Logistically, it is tough for fuel providers to properly vet the fuel, creating a lapse in time between intended fuel quality and the actual fuel quality the consumers may receive.
This is why it is important for consumers to be vigilant regarding the fuel quality they receive.
How Do I Know I Need To Polish My Fuel?
There are a number of ways to determine if the fuel you have stored is in need of polishing. With fuel quality being so important to operational reliability, it should be a priority for maintaining the integrity of this critical energy source.
The most accurate way to know if your fuel is contaminated is to sample the fuel and get it tested for microbial growth and other forms of contamination.
Many testing labs can take more than a few days to receive, test, and report on the results of the tested fuel sample. There are alternatives to this method of testing, and FUELSTAT® instant fuel test kits are available to test fuel on-site and report results within fifteen minutes.
This testing method not only reports results quickly but eliminates the possibility of inaccurate results due to the time it may take for the samples to be tested.
When testing is not an immediate option to determine fuel quality, there are also ways to tell visually and operationally if the fuel quality isn’t where it needs to be.
If engine filter changes are becoming more frequent than usual, the buildup of fuel contamination can likely be the cause. If large amounts of thick sludge are found in your filters, it is likely that there is a much greater presence of sludge within the fuel tank.
When the equipment/engines that the fuel is supplying experiences rough idles, operational inconsistencies, or smoke, contaminated fuel may also be the culprit of these issues.
Visually, clean fuel will be yellow, orange, or red in hue (depending on fuel type and dye) and shouldn’t be extremely cloudy or difficult to see through. When fuel has been sitting for a prolonged period of time (6 months or longer), it is best practice to polish the fuel as stored fuel becomes more susceptible to degradation and contamination over long periods of time.
How Often Should I Polish My Fuel?
Fuel polishing cycles can vary between volume and conditions, but there are a few recommended best practices known to keep fuel within the desired fuel quality range.
There are two types of fuel polishing systems, mobile and automated.
Mobile fuel polishing systems are often mounted on a cart or trailer and are brought on-site to the fuel storage tank(s) periodically to polish the fuel. The portability of these systems allows one fuel polishing cart to service multiple tanks.
If mobile systems are not used often enough, this could cause the fuel in the storage tanks to fall out of the desired fuel quality specification.
Depending how many fuel tanks are in need of polishing, a single mobile system may not be practical enough to keep all of the fuel within the desired fuel quality specification.
Automated fuel polishing systems are typically mounted near the fuel storage tank and have programmable features that allow for fuel polishing schedules to be determined and executed without human intervention.
This outshines mobile systems in that the fuel is routinely being cycled through the polishing system.
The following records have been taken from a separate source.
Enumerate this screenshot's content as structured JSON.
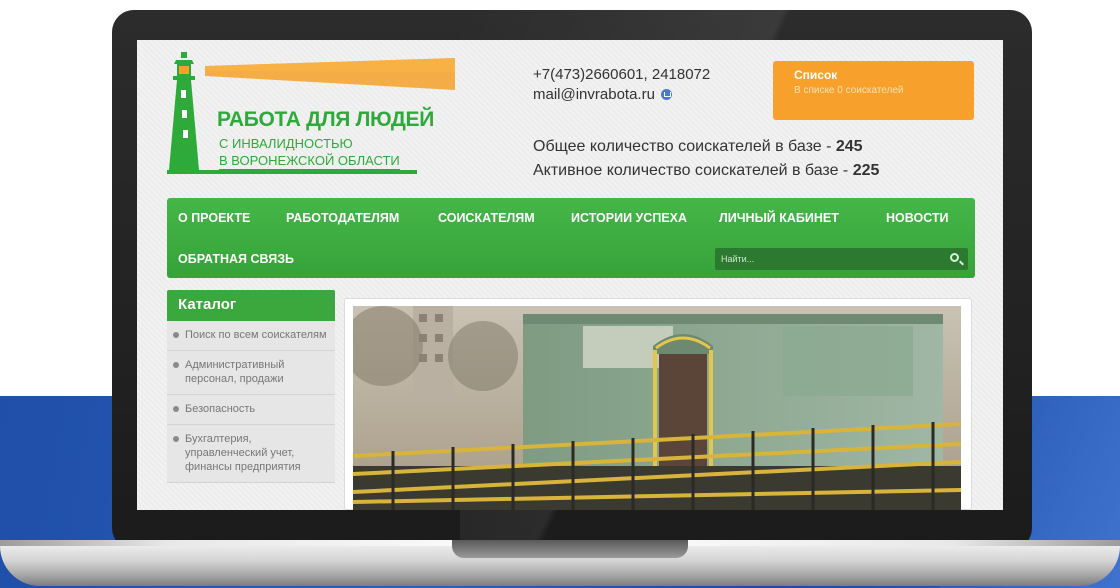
{
  "logo": {
    "title": "РАБОТА ДЛЯ ЛЮДЕЙ",
    "subtitle_line1": "С ИНВАЛИДНОСТЬЮ",
    "subtitle_line2": "В ВОРОНЕЖСКОЙ ОБЛАСТИ",
    "icon": "lighthouse-icon"
  },
  "contacts": {
    "phone": "+7(473)2660601, 2418072",
    "email": "mail@invrabota.ru"
  },
  "stats": {
    "total_label": "Общее количество соискателей в базе - ",
    "total_value": "245",
    "active_label": "Активное количество соискателей в базе - ",
    "active_value": "225"
  },
  "cart": {
    "title": "Список",
    "subtitle": "В списке 0 соискателей"
  },
  "nav": {
    "items": [
      {
        "label": "О ПРОЕКТЕ"
      },
      {
        "label": "РАБОТОДАТЕЛЯМ"
      },
      {
        "label": "СОИСКАТЕЛЯМ"
      },
      {
        "label": "ИСТОРИИ УСПЕХА"
      },
      {
        "label": "ЛИЧНЫЙ КАБИНЕТ"
      },
      {
        "label": "НОВОСТИ"
      },
      {
        "label": "ОБРАТНАЯ СВЯЗЬ"
      }
    ],
    "search_placeholder": "Найти..."
  },
  "catalog": {
    "title": "Каталог",
    "items": [
      {
        "label": "Поиск по всем соискателям"
      },
      {
        "label": "Административный персонал, продажи"
      },
      {
        "label": "Безопасность"
      },
      {
        "label": "Бухгалтерия, управленческий учет, финансы предприятия"
      }
    ]
  },
  "colors": {
    "brand_green": "#3aa83d",
    "cart_orange": "#f7a02b",
    "backdrop_blue": "#1f4fa8"
  }
}
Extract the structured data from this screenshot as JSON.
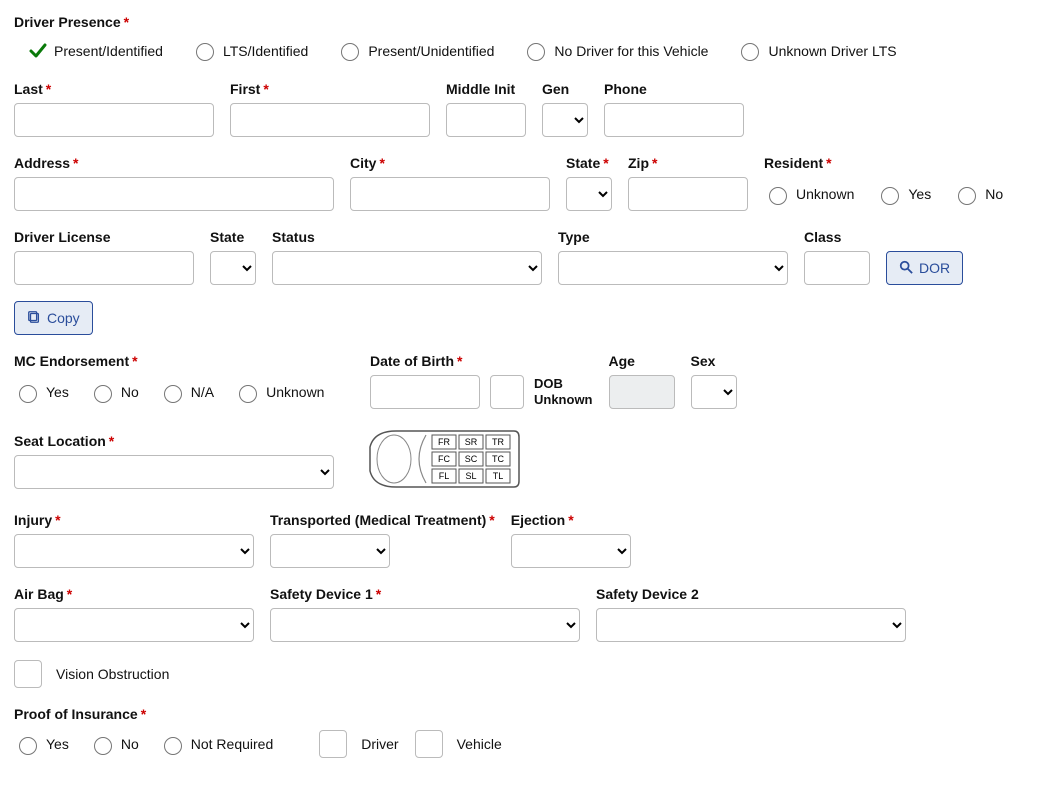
{
  "driver_presence": {
    "label": "Driver Presence",
    "options": [
      "Present/Identified",
      "LTS/Identified",
      "Present/Unidentified",
      "No Driver for this Vehicle",
      "Unknown Driver LTS"
    ],
    "selected": "Present/Identified"
  },
  "name_row": {
    "last": "Last",
    "first": "First",
    "middle_init": "Middle Init",
    "gen": "Gen",
    "phone": "Phone"
  },
  "address_row": {
    "address": "Address",
    "city": "City",
    "state": "State",
    "zip": "Zip",
    "resident": "Resident",
    "resident_options": [
      "Unknown",
      "Yes",
      "No"
    ]
  },
  "license_row": {
    "driver_license": "Driver License",
    "state": "State",
    "status": "Status",
    "type": "Type",
    "class": "Class",
    "dor_btn": "DOR",
    "copy_btn": "Copy"
  },
  "mc_row": {
    "mc_endorsement": "MC Endorsement",
    "mc_options": [
      "Yes",
      "No",
      "N/A",
      "Unknown"
    ],
    "dob": "Date of Birth",
    "dob_unknown_l1": "DOB",
    "dob_unknown_l2": "Unknown",
    "age": "Age",
    "sex": "Sex"
  },
  "seat_row": {
    "seat_location": "Seat Location",
    "diagram": {
      "row1": [
        "FR",
        "SR",
        "TR"
      ],
      "row2": [
        "FC",
        "SC",
        "TC"
      ],
      "row3": [
        "FL",
        "SL",
        "TL"
      ]
    }
  },
  "injury_row": {
    "injury": "Injury",
    "transported": "Transported (Medical Treatment)",
    "ejection": "Ejection"
  },
  "safety_row": {
    "air_bag": "Air Bag",
    "safety1": "Safety Device 1",
    "safety2": "Safety Device 2"
  },
  "vision_row": {
    "vision": "Vision Obstruction"
  },
  "insurance_row": {
    "proof": "Proof of Insurance",
    "options": [
      "Yes",
      "No",
      "Not Required"
    ],
    "driver": "Driver",
    "vehicle": "Vehicle"
  }
}
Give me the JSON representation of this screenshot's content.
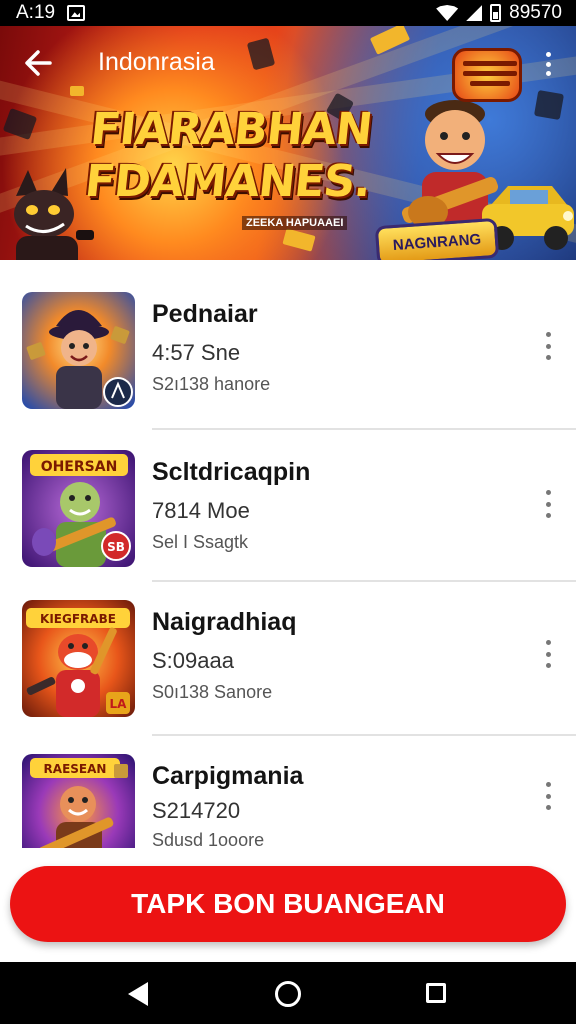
{
  "status_bar": {
    "time": "A:19",
    "battery": "89570",
    "icons": [
      "image-icon",
      "wifi-icon",
      "signal-icon",
      "battery-icon"
    ]
  },
  "header": {
    "location": "Indonrasia",
    "back_icon": "arrow-left-icon",
    "more_icon": "more-vert-icon"
  },
  "banner": {
    "title_line1": "FIARABHAN",
    "title_line2": "FDAMANES.",
    "subtitle": "ZEEKA HAPUAAEI",
    "ribbon": "NAGNRANG"
  },
  "items": [
    {
      "title": "Pednaiar",
      "meta": "4:57 Sne",
      "sub": "S2ı138 hanore",
      "thumb_bg": "#2a6cc8",
      "thumb_accent": "#ffb020",
      "thumb_label": ""
    },
    {
      "title": "Scltdricaqpin",
      "meta": "7814 Moe",
      "sub": "Sel I Ssagtk",
      "thumb_bg": "#6a2aa8",
      "thumb_accent": "#ffd23a",
      "thumb_label": "OHERSAN"
    },
    {
      "title": "Naigradhiaq",
      "meta": "S:09aaa",
      "sub": "S0ı138 Sanore",
      "thumb_bg": "#d9421a",
      "thumb_accent": "#ffd23a",
      "thumb_label": "KIEGFRABE"
    },
    {
      "title": "Carpigmania",
      "meta": "S214720",
      "sub": "Sdusd 1ooore",
      "thumb_bg": "#5a2ab0",
      "thumb_accent": "#ffd23a",
      "thumb_label": "RAESEAN"
    }
  ],
  "cta": {
    "label": "TAPK  BON BUANGEAN"
  },
  "nav": {
    "back": "back-icon",
    "home": "home-icon",
    "recents": "recents-icon"
  },
  "colors": {
    "accent": "#ec1313",
    "status_bar": "#000000",
    "nav_bar": "#000000"
  }
}
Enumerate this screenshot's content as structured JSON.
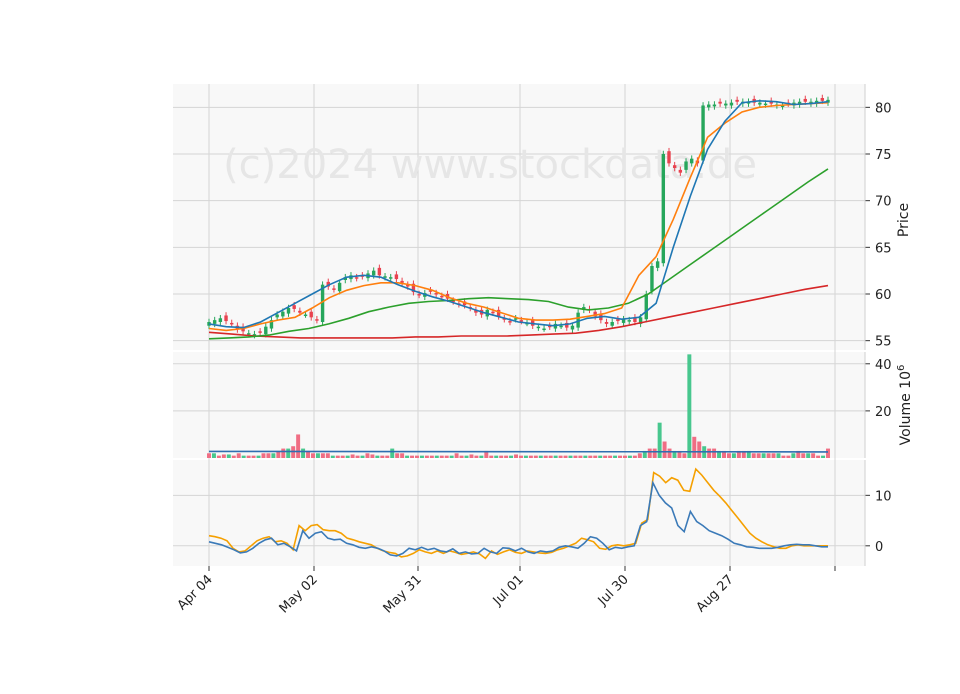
{
  "watermark": "(c)2024 www.stockdata.de",
  "x_tick_labels": [
    "Apr 04",
    "May 02",
    "May 31",
    "Jul 01",
    "Jul 30",
    "Aug 27"
  ],
  "chart_data": [
    {
      "type": "candlestick",
      "panel": "price",
      "ylabel": "Price",
      "ylim": [
        54,
        82.5
      ],
      "yticks": [
        55,
        60,
        65,
        70,
        75,
        80
      ],
      "grid": true,
      "colors": {
        "up": "#26a65b",
        "down": "#e8424f",
        "ma_fast": "#1f77b4",
        "ma_mid": "#ff7f0e",
        "ma_slow": "#2ca02c",
        "ma_long": "#d62728"
      },
      "candles_close": [
        57.0,
        57.2,
        57.4,
        57.1,
        56.8,
        56.2,
        56.0,
        55.8,
        55.7,
        55.9,
        56.5,
        57.2,
        57.8,
        58.1,
        58.5,
        58.4,
        58.0,
        57.8,
        57.5,
        57.2,
        61.0,
        60.8,
        60.5,
        61.2,
        61.8,
        62.0,
        61.7,
        61.9,
        62.2,
        62.5,
        62.0,
        61.9,
        61.8,
        61.6,
        61.2,
        60.8,
        60.2,
        59.9,
        60.1,
        60.3,
        60.0,
        59.7,
        59.5,
        59.2,
        58.9,
        58.8,
        58.5,
        58.0,
        57.8,
        58.3,
        58.0,
        57.6,
        57.3,
        57.0,
        57.4,
        57.1,
        56.9,
        56.6,
        56.5,
        56.3,
        56.5,
        56.8,
        56.6,
        56.4,
        56.6,
        58.0,
        58.6,
        58.3,
        57.6,
        57.2,
        56.8,
        57.0,
        57.1,
        57.3,
        57.2,
        57.0,
        57.5,
        60.0,
        63.0,
        63.5,
        75.0,
        74.0,
        73.5,
        73.0,
        74.2,
        74.5,
        74.0,
        80.2,
        80.3,
        80.3,
        80.4,
        80.4,
        80.5,
        80.6,
        80.6,
        80.6,
        80.5,
        80.5,
        80.4,
        80.4,
        80.3,
        80.2,
        80.4,
        80.5,
        80.6,
        80.6,
        80.6,
        80.7,
        80.7,
        80.8
      ],
      "ma_fast": [
        56.8,
        56.5,
        56.4,
        57.0,
        58.0,
        59.0,
        60.0,
        61.0,
        61.8,
        62.0,
        61.8,
        61.0,
        60.3,
        59.7,
        59.2,
        58.6,
        58.0,
        57.5,
        57.0,
        56.8,
        56.6,
        56.8,
        57.4,
        57.6,
        57.3,
        57.5,
        59.0,
        65.0,
        70.5,
        75.5,
        78.5,
        80.5,
        80.7,
        80.6,
        80.3,
        80.4,
        80.6
      ],
      "ma_mid": [
        56.3,
        56.1,
        56.3,
        56.8,
        57.2,
        57.5,
        58.5,
        59.6,
        60.4,
        60.9,
        61.2,
        61.2,
        60.9,
        60.4,
        59.6,
        59.0,
        58.6,
        58.0,
        57.4,
        57.2,
        57.2,
        57.3,
        57.6,
        57.9,
        58.5,
        62.0,
        64.0,
        68.0,
        72.5,
        76.8,
        78.3,
        79.5,
        80.0,
        80.2,
        80.3,
        80.4,
        80.5
      ],
      "ma_slow": [
        55.2,
        55.3,
        55.4,
        55.6,
        56.0,
        56.3,
        56.8,
        57.4,
        58.1,
        58.6,
        59.0,
        59.2,
        59.3,
        59.5,
        59.6,
        59.5,
        59.4,
        59.2,
        58.6,
        58.3,
        58.5,
        59.0,
        60.0,
        61.5,
        63.0,
        64.5,
        66.0,
        67.5,
        69.0,
        70.5,
        72.0,
        73.4
      ],
      "ma_long": [
        55.9,
        55.7,
        55.5,
        55.4,
        55.3,
        55.3,
        55.3,
        55.3,
        55.3,
        55.4,
        55.4,
        55.5,
        55.5,
        55.5,
        55.6,
        55.7,
        55.8,
        56.1,
        56.5,
        57.0,
        57.5,
        58.0,
        58.5,
        59.0,
        59.5,
        60.0,
        60.5,
        60.9
      ]
    },
    {
      "type": "bar",
      "panel": "volume",
      "ylabel": "Volume 10^6",
      "ylim": [
        0,
        45
      ],
      "yticks": [
        20,
        40
      ],
      "volumes": [
        2,
        2,
        1,
        1.5,
        1.5,
        1,
        2,
        1,
        1,
        1,
        1,
        2,
        2,
        2,
        3,
        4,
        4,
        5,
        10,
        4,
        3,
        2,
        2,
        2,
        2,
        1,
        1,
        1,
        1,
        1.5,
        1,
        1,
        2,
        1.5,
        1,
        1,
        1,
        4,
        2,
        2,
        1,
        1,
        1,
        1,
        1,
        1,
        1,
        1,
        1,
        1,
        2,
        1,
        1,
        1.5,
        1,
        1,
        3,
        1,
        1,
        1,
        1,
        1,
        1.5,
        1,
        1,
        1,
        1,
        1,
        1,
        1,
        1,
        1,
        1,
        1,
        1,
        1,
        1,
        1,
        1,
        1,
        1,
        1,
        1,
        1,
        1,
        1,
        1,
        2,
        3,
        4,
        4,
        15,
        7,
        4,
        3,
        3,
        2,
        44,
        9,
        7,
        5,
        4,
        4,
        3,
        3,
        2,
        2,
        3,
        3,
        3,
        2,
        2,
        2,
        2,
        2,
        2,
        1,
        1,
        2,
        3,
        2,
        2,
        2,
        1,
        1,
        4
      ],
      "avg_volume": 2.8
    },
    {
      "type": "line",
      "panel": "oscillator",
      "ylim": [
        -4,
        17
      ],
      "yticks": [
        0,
        10
      ],
      "series": [
        {
          "color": "#f5a000",
          "values": [
            2.0,
            1.8,
            1.5,
            1.0,
            -0.5,
            -1.2,
            -1.0,
            0.0,
            1.0,
            1.5,
            1.8,
            0.8,
            1.0,
            0.5,
            -0.8,
            4.0,
            3.0,
            4.0,
            4.2,
            3.2,
            3.0,
            3.0,
            2.5,
            1.5,
            1.2,
            0.8,
            0.5,
            0.2,
            -0.5,
            -1.0,
            -1.3,
            -1.5,
            -2.2,
            -2.0,
            -1.5,
            -0.8,
            -1.2,
            -1.5,
            -1.0,
            -1.5,
            -1.0,
            -1.3,
            -1.7,
            -1.5,
            -1.2,
            -1.6,
            -2.5,
            -1.0,
            -1.7,
            -1.2,
            -0.8,
            -1.3,
            -1.5,
            -1.0,
            -1.2,
            -1.4,
            -1.5,
            -1.3,
            -0.8,
            -0.5,
            0.0,
            0.5,
            1.5,
            1.2,
            0.8,
            -0.5,
            -0.7,
            0.0,
            0.2,
            0.0,
            0.2,
            0.5,
            4.5,
            5.2,
            14.5,
            13.8,
            12.5,
            13.5,
            13.0,
            11.0,
            10.8,
            15.2,
            14.0,
            12.5,
            11.0,
            9.8,
            8.5,
            7.0,
            5.5,
            4.0,
            2.5,
            1.5,
            0.8,
            0.2,
            -0.2,
            -0.5,
            -0.5,
            0.0,
            0.2,
            0.0,
            0.0,
            0.0,
            0.0,
            0.0
          ]
        },
        {
          "color": "#3b7ab8",
          "values": [
            0.8,
            0.5,
            0.2,
            -0.3,
            -0.8,
            -1.4,
            -1.2,
            -0.5,
            0.5,
            1.2,
            1.5,
            0.2,
            0.5,
            -0.2,
            -1.0,
            3.0,
            1.5,
            2.5,
            2.8,
            1.5,
            1.2,
            1.3,
            0.5,
            0.2,
            -0.3,
            -0.5,
            -0.2,
            -0.5,
            -1.0,
            -1.8,
            -2.0,
            -1.5,
            -0.5,
            -0.8,
            -0.3,
            -0.8,
            -0.5,
            -1.0,
            -1.2,
            -0.6,
            -1.5,
            -1.2,
            -1.6,
            -1.5,
            -0.5,
            -1.2,
            -1.5,
            -0.4,
            -0.5,
            -1.0,
            -0.5,
            -1.2,
            -1.5,
            -1.0,
            -1.2,
            -1.0,
            -0.3,
            0.0,
            -0.2,
            -0.5,
            0.5,
            1.8,
            1.5,
            0.5,
            -0.8,
            -0.3,
            -0.5,
            -0.2,
            0.0,
            4.0,
            4.8,
            12.5,
            10.0,
            8.5,
            7.5,
            4.0,
            2.8,
            6.8,
            4.8,
            4.0,
            3.0,
            2.5,
            2.0,
            1.3,
            0.5,
            0.2,
            -0.2,
            -0.3,
            -0.5,
            -0.5,
            -0.5,
            -0.3,
            0.0,
            0.2,
            0.3,
            0.2,
            0.2,
            0.0,
            -0.2,
            -0.2
          ]
        }
      ]
    }
  ]
}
In doing so, the fuel does not sit for long periods of time, preventing degradation and contamination.
What To Remember About Fuel Polishing
Biocides are not an effective alternative to fuel polishing when combating fuel contamination. Fuel polishing is critical to maintaining the operational integrity of your energy source.
Contaminated fuel can spell disaster in many applications, and by prioritizing fuel cleanliness you are increasing the overall reliability of your engine, equipment, site, or facility.
By creating a fuel maintenance procedure that includes fuel polishing, the stored fuel can last much longer than if it wasn't being polished. Keeping the fuel free from harmful contaminants allows the fuel to be a long-term reliable energy source that is less likely to harm the equipment it is meant to supply.